Exercise goal - Your output should be the lines from the one with "What's the underlying" through the last line of the records below, exactly as written, minus the pictures.

Dataset excerpts:
§ §

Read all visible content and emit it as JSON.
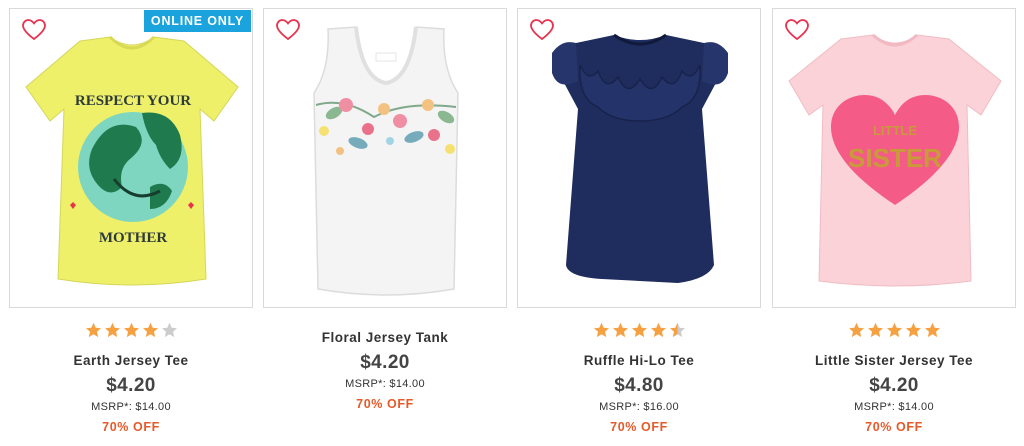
{
  "colors": {
    "accent_sale": "#e65a2a",
    "star_filled": "#f5a141",
    "star_empty": "#cccccc",
    "badge_blue": "#1aa3dc",
    "heart": "#e8334f"
  },
  "products": [
    {
      "name": "Earth Jersey Tee",
      "price": "$4.20",
      "msrp": "MSRP*: $14.00",
      "discount": "70% OFF",
      "badge": "ONLINE ONLY",
      "rating": 4,
      "shirt_text_top": "RESPECT YOUR",
      "shirt_text_bottom": "MOTHER"
    },
    {
      "name": "Floral Jersey Tank",
      "price": "$4.20",
      "msrp": "MSRP*: $14.00",
      "discount": "70% OFF"
    },
    {
      "name": "Ruffle Hi-Lo Tee",
      "price": "$4.80",
      "msrp": "MSRP*: $16.00",
      "discount": "70% OFF",
      "rating": 4.5
    },
    {
      "name": "Little Sister Jersey Tee",
      "price": "$4.20",
      "msrp": "MSRP*: $14.00",
      "discount": "70% OFF",
      "rating": 5,
      "shirt_text_top": "LITTLE",
      "shirt_text_bottom": "SISTER"
    }
  ]
}
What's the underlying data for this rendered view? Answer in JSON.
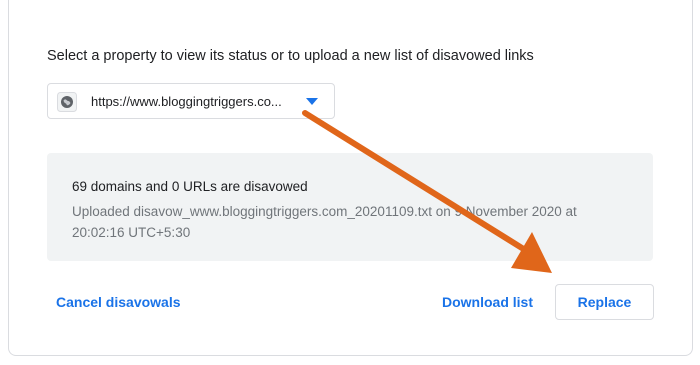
{
  "disavow_panel": {
    "prompt": "Select a property to view its status or to upload a new list of disavowed links",
    "property_select": {
      "selected": "https://www.bloggingtriggers.co...",
      "icon": "globe-icon",
      "dropdown_icon": "caret-down-icon"
    },
    "status": {
      "summary": "69 domains and 0 URLs are disavowed",
      "detail": "Uploaded disavow_www.bloggingtriggers.com_20201109.txt on 9 November 2020 at 20:02:16 UTC+5:30"
    },
    "actions": {
      "cancel": "Cancel disavowals",
      "download": "Download list",
      "replace": "Replace"
    }
  },
  "annotation": {
    "type": "arrow",
    "color": "#e0661a"
  },
  "colors": {
    "link": "#1a73e8",
    "status_bg": "#f1f3f4",
    "text_primary": "#202124",
    "text_secondary": "#70757a"
  }
}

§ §

Reply -
What's the underlying data for this rendered view? Answer in JSON.
{
  "disavow_panel": {
    "prompt": "Select a property to view its status or to upload a new list of disavowed links",
    "property_select": {
      "selected": "https://www.bloggingtriggers.co...",
      "icon": "globe-icon",
      "dropdown_icon": "caret-down-icon"
    },
    "status": {
      "summary": "69 domains and 0 URLs are disavowed",
      "detail": "Uploaded disavow_www.bloggingtriggers.com_20201109.txt on 9 November 2020 at 20:02:16 UTC+5:30"
    },
    "actions": {
      "cancel": "Cancel disavowals",
      "download": "Download list",
      "replace": "Replace"
    }
  },
  "annotation": {
    "type": "arrow",
    "color": "#e0661a"
  },
  "colors": {
    "link": "#1a73e8",
    "status_bg": "#f1f3f4",
    "text_primary": "#202124",
    "text_secondary": "#70757a"
  }
}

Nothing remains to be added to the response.